Problem:
Return every line below exactly as written.

(Entries from a dataset of interfaces)
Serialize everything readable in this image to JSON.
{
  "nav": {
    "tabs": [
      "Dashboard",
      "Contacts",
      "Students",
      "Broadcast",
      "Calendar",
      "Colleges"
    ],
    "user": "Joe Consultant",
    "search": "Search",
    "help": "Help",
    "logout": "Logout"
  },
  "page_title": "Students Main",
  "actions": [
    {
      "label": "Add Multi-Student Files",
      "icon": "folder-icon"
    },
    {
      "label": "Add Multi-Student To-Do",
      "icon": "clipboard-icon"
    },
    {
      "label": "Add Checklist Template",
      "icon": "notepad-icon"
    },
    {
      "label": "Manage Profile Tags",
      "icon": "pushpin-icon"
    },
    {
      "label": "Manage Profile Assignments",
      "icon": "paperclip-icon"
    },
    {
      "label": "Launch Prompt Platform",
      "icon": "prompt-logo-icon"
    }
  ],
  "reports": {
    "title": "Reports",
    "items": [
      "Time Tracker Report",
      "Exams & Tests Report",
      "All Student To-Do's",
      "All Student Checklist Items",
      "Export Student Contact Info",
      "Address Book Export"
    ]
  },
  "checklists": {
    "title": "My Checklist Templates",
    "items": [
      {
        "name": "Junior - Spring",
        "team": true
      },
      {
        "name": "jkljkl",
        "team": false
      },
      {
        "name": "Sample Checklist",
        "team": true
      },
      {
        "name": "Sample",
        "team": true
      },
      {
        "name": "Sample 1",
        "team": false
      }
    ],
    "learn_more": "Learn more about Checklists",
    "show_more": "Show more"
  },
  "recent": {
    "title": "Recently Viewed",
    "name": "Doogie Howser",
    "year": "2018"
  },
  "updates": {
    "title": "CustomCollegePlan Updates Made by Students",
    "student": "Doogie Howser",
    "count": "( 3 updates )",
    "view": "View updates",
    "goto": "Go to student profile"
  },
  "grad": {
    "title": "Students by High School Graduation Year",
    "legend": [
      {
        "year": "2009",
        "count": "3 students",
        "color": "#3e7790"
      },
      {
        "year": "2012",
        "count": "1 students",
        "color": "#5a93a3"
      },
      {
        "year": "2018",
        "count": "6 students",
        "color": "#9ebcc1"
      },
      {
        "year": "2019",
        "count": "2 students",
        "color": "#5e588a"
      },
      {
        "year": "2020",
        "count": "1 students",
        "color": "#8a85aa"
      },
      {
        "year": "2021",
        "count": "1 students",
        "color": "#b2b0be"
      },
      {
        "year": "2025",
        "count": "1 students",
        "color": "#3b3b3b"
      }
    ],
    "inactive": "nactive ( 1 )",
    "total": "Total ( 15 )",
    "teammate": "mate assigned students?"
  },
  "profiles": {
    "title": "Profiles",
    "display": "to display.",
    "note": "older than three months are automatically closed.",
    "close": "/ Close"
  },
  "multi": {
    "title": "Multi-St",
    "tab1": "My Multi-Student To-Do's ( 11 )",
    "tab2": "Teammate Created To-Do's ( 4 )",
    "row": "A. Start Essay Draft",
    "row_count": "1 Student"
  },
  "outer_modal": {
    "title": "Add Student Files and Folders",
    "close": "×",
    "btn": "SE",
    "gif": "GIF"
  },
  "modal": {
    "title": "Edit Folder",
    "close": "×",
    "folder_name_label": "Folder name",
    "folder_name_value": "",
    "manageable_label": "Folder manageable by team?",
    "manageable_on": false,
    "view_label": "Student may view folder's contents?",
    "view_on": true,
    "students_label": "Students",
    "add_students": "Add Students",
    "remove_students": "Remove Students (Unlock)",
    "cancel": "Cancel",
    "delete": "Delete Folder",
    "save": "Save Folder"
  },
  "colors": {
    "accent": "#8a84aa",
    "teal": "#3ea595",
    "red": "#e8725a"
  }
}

Task output:
Serialize everything readable in this image to JSON.
{
  "nav": {
    "tabs": [
      "Dashboard",
      "Contacts",
      "Students",
      "Broadcast",
      "Calendar",
      "Colleges"
    ],
    "user": "Joe Consultant",
    "search": "Search",
    "help": "Help",
    "logout": "Logout"
  },
  "page_title": "Students Main",
  "actions": [
    {
      "label": "Add Multi-Student Files",
      "icon": "folder-icon"
    },
    {
      "label": "Add Multi-Student To-Do",
      "icon": "clipboard-icon"
    },
    {
      "label": "Add Checklist Template",
      "icon": "notepad-icon"
    },
    {
      "label": "Manage Profile Tags",
      "icon": "pushpin-icon"
    },
    {
      "label": "Manage Profile Assignments",
      "icon": "paperclip-icon"
    },
    {
      "label": "Launch Prompt Platform",
      "icon": "prompt-logo-icon"
    }
  ],
  "reports": {
    "title": "Reports",
    "items": [
      "Time Tracker Report",
      "Exams & Tests Report",
      "All Student To-Do's",
      "All Student Checklist Items",
      "Export Student Contact Info",
      "Address Book Export"
    ]
  },
  "checklists": {
    "title": "My Checklist Templates",
    "items": [
      {
        "name": "Junior - Spring",
        "team": true
      },
      {
        "name": "jkljkl",
        "team": false
      },
      {
        "name": "Sample Checklist",
        "team": true
      },
      {
        "name": "Sample",
        "team": true
      },
      {
        "name": "Sample 1",
        "team": false
      }
    ],
    "learn_more": "Learn more about Checklists",
    "show_more": "Show more"
  },
  "recent": {
    "title": "Recently Viewed",
    "name": "Doogie Howser",
    "year": "2018"
  },
  "updates": {
    "title": "CustomCollegePlan Updates Made by Students",
    "student": "Doogie Howser",
    "count": "( 3 updates )",
    "view": "View updates",
    "goto": "Go to student profile"
  },
  "grad": {
    "title": "Students by High School Graduation Year",
    "legend": [
      {
        "year": "2009",
        "count": "3 students",
        "color": "#3e7790"
      },
      {
        "year": "2012",
        "count": "1 students",
        "color": "#5a93a3"
      },
      {
        "year": "2018",
        "count": "6 students",
        "color": "#9ebcc1"
      },
      {
        "year": "2019",
        "count": "2 students",
        "color": "#5e588a"
      },
      {
        "year": "2020",
        "count": "1 students",
        "color": "#8a85aa"
      },
      {
        "year": "2021",
        "count": "1 students",
        "color": "#b2b0be"
      },
      {
        "year": "2025",
        "count": "1 students",
        "color": "#3b3b3b"
      }
    ],
    "inactive": "nactive ( 1 )",
    "total": "Total ( 15 )",
    "teammate": "mate assigned students?"
  },
  "profiles": {
    "title": "Profiles",
    "display": "to display.",
    "note": "older than three months are automatically closed.",
    "close": "/ Close"
  },
  "multi": {
    "title": "Multi-St",
    "tab1": "My Multi-Student To-Do's ( 11 )",
    "tab2": "Teammate Created To-Do's ( 4 )",
    "row": "A. Start Essay Draft",
    "row_count": "1 Student"
  },
  "outer_modal": {
    "title": "Add Student Files and Folders",
    "close": "×",
    "btn": "SE",
    "gif": "GIF"
  },
  "modal": {
    "title": "Edit Folder",
    "close": "×",
    "folder_name_label": "Folder name",
    "folder_name_value": "",
    "manageable_label": "Folder manageable by team?",
    "manageable_on": false,
    "view_label": "Student may view folder's contents?",
    "view_on": true,
    "students_label": "Students",
    "add_students": "Add Students",
    "remove_students": "Remove Students (Unlock)",
    "cancel": "Cancel",
    "delete": "Delete Folder",
    "save": "Save Folder"
  },
  "colors": {
    "accent": "#8a84aa",
    "teal": "#3ea595",
    "red": "#e8725a"
  }
}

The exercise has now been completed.